US, Canada Trade Sharper Barbs Before Resuming Nafta Talks

US, Canada Trade Sharper Barbs Before Resuming Nafta Talks
Scalise tells Canada: Make a deal on trade or be left behind | TheHill
Canada NAFTA Advisory Council member Rona Ambrose, Future File Legacy Creator Carol Roth and Real Clear Politics columnist Anneke Green discuss Canadian Foreign Minister Chrystia Freelands comments about the progress being made on trade between the U.S. and Canada.

As reported by Bloomberg, the US and Canada continue to exchange sharp words over trade as NAFTA talks resume.

According to Bloomberg, Representative Steve Scalise of Louisiana warned that patience for Canada was "wearing thin", while Canadian Prime Minister Justin Trudeau continues to reiterate that he'd rather have no deal at all than a deal that is detrimental to Canada.

The problem with the bold statement that ´No deal is better than a bad deal´ is that a bad deal is very much in the eye of the beholder,” said John Manley, a former Liberal finance minister who heads the Business Council of Canada, which groups many chief executives.

Thursday is being considered the deadline to submit any official paperwork leading to and agreement, before yet another self-imposed 'deadline' sails by with no agreement in place. A tentative deal was initially reached with Mexico in August, though despite President Donald Trump threatening to go ahead and redraft NAFTA with just Mexico, the US Senate has stopped short of backing up Trump's statements, especially after Mexico has warned that it has no interest in a NAFTA deal without Canada.

Trade talks with Canada to resume

Bloomberg, quoting Jennifer Hillman: “It is growing increasingly unlikely that you can get text to the Congress by Sept. 30,” said Jennifer Hillman, a professor of law at Georgetown University and former general counsel to the Office of the U.S. Trade Representative. It’s even more unlikely to proceed quickly with only Mexico, she said. “Canada does still have some leverage.”

The problem with the bold statement that ´No deal is better than a bad deal´ is that a bad deal is very much in the eye of the beholder,” said John Manley, a former Liberal finance minister who heads the Business Council of Canada, which groups many chief executives.

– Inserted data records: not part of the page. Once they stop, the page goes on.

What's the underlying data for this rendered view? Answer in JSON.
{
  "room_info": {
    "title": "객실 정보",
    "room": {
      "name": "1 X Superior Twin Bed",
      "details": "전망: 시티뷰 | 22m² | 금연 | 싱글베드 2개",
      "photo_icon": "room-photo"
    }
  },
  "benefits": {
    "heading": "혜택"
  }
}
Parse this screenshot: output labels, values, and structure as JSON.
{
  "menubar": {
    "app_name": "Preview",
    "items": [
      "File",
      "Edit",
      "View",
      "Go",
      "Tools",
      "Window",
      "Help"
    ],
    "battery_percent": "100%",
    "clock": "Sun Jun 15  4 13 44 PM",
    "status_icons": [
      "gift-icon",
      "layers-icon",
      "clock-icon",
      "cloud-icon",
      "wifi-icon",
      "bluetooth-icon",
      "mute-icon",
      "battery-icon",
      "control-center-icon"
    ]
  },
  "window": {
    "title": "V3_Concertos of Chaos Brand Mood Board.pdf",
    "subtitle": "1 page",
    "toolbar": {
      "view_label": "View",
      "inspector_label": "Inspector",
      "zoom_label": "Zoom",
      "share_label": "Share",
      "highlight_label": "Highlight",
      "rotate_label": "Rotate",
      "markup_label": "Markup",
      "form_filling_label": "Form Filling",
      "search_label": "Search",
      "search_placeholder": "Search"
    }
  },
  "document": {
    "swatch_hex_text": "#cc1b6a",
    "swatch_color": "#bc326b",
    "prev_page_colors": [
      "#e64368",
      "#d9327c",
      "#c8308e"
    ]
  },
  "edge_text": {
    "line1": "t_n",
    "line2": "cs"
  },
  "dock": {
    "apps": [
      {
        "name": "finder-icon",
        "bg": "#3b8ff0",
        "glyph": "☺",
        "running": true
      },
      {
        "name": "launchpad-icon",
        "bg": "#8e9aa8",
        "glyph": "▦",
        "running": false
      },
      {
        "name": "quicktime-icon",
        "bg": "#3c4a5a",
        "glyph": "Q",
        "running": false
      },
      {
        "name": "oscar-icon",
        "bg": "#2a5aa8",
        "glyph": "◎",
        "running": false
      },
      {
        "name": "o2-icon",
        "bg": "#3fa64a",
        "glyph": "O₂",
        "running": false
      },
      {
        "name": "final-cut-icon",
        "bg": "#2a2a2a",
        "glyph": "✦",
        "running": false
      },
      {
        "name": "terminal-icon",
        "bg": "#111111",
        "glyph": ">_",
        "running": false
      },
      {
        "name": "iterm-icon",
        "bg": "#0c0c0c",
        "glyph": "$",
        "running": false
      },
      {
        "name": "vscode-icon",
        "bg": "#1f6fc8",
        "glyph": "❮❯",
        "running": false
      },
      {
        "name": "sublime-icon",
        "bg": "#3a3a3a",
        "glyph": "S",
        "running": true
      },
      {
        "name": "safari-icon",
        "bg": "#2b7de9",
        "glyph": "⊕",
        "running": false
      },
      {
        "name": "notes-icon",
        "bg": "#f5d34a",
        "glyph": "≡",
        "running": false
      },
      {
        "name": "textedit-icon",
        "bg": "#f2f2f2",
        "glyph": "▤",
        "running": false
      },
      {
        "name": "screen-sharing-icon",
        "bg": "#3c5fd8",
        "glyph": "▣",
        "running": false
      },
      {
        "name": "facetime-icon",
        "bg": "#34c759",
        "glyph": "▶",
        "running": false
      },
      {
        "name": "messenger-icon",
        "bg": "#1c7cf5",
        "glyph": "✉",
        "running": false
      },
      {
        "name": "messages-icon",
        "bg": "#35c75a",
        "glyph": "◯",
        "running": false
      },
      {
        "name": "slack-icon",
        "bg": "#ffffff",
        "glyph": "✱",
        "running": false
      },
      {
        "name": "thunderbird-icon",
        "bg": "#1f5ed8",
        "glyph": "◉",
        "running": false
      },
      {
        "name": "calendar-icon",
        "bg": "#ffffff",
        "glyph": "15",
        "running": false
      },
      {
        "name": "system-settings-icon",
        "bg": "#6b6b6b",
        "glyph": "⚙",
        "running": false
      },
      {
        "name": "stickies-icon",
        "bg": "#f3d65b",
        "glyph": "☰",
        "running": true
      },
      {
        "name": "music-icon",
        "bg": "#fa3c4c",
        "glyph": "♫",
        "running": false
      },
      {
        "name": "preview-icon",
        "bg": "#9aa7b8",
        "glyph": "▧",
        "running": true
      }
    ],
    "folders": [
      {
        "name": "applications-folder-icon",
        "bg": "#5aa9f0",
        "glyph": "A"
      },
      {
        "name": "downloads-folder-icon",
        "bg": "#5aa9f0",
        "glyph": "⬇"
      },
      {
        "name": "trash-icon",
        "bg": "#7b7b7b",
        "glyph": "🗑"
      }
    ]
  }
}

Information on these pages contains forward-looking statements that involve risks and uncertainties. Markets and instruments profiled on this page are for informational purposes only and should not in any way come across as a recommendation to buy or sell in these securities. You should do your own thorough research before making any investment decisions. FXStreet does not in any way guarantee that this information is free from mistakes, errors, or material misstatements. It also does not guarantee that this information is of a timely nature. Investing in Forex involves a great deal of risk, including the loss of all or a portion of your investment, as well as emotional distress. All risks, losses and costs associated with investing, including total loss of principal, are your responsibility.

“It would be unacceptable to sideline Canada, our largest export market in the world,” the heads of the US Chamber of Commerce, the Business Roundtable and the National Association of Manufacturers said in a letter to Lighthizer.


Posted in World